■ **Prompt**: From the records, return each line that has the word "icon" in it.

▽

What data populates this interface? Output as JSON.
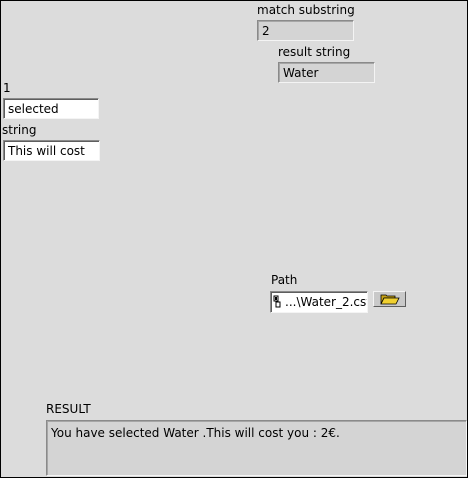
{
  "match_substring": {
    "label": "match substring",
    "value": "2"
  },
  "result_string": {
    "label": "result string",
    "value": "Water"
  },
  "control_1": {
    "label": "1",
    "value": "selected"
  },
  "control_string": {
    "label": "string",
    "value": "This will cost"
  },
  "path": {
    "label": "Path",
    "value": "...\\Water_2.csv",
    "icon": "path-file-icon",
    "browse_icon": "folder-open-icon"
  },
  "result": {
    "label": "RESULT",
    "value": "You have selected Water .This will cost you : 2€."
  },
  "colors": {
    "panel": "#dcdcdc",
    "indicator": "#d4d4d4",
    "control": "#ffffff",
    "folder": "#e8c020"
  }
}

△

■ **Result**:
    "icon": "path-file-icon",
    "browse_icon": "folder-open-icon"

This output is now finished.